If I’m working in broken light, such as sunlight coming through tree branches, I’ll switch to a thicker diffusion, like half grid cloth. It’s thick enough that it doesn’t cast sharp shadows (unlike half soft frost, which would soften the light but preserve the shadows cast by the tree) and it becomes the light source. It glows and spreads light around, creating the feel of open shade in what might otherwise have been a very contrasty sunlight-vs-dark shade situation.

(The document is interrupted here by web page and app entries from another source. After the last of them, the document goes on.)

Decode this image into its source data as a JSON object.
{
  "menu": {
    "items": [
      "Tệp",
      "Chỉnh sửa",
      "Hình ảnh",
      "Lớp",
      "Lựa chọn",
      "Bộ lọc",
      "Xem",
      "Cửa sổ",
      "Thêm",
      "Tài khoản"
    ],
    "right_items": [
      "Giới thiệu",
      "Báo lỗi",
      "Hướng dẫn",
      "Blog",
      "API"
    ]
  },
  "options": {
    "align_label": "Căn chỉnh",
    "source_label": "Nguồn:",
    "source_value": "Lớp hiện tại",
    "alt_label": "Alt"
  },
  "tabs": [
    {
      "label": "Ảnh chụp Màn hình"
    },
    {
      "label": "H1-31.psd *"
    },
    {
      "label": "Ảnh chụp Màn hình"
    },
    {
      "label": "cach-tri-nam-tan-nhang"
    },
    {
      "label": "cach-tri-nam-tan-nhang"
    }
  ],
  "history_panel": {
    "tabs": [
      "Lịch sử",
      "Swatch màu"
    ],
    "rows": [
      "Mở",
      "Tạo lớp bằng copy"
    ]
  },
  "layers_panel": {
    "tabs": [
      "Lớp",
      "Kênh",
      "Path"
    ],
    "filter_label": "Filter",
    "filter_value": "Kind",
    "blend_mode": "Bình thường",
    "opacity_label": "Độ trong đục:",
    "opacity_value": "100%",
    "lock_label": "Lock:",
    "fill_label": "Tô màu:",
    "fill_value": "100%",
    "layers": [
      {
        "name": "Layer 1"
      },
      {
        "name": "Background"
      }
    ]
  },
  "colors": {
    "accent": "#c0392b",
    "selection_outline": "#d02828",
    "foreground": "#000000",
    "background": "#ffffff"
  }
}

Most of it comes down to planning, and working with the director and the AD on scheduling. If that isn’t possible, then it’s time to look at what kind of diffusion and bounces you have handy. There are little tricks such as shooting wide shots in ugly light, where the shot is so wide you can’t see faces clearly, and then cleaning up the faces on close ups, using bounces or small frames of overhead diffusion at close range to reduce contrast. You can also stage action under heavy foliage, looking into a backlit background (which tends to be a bit darker than looking the other direction) and lighting with something as simple as a 4×4 bounce card held in the sunlight. When you’re shooting in the shade it’s amazing how much a small bounce source held in sunlight will light.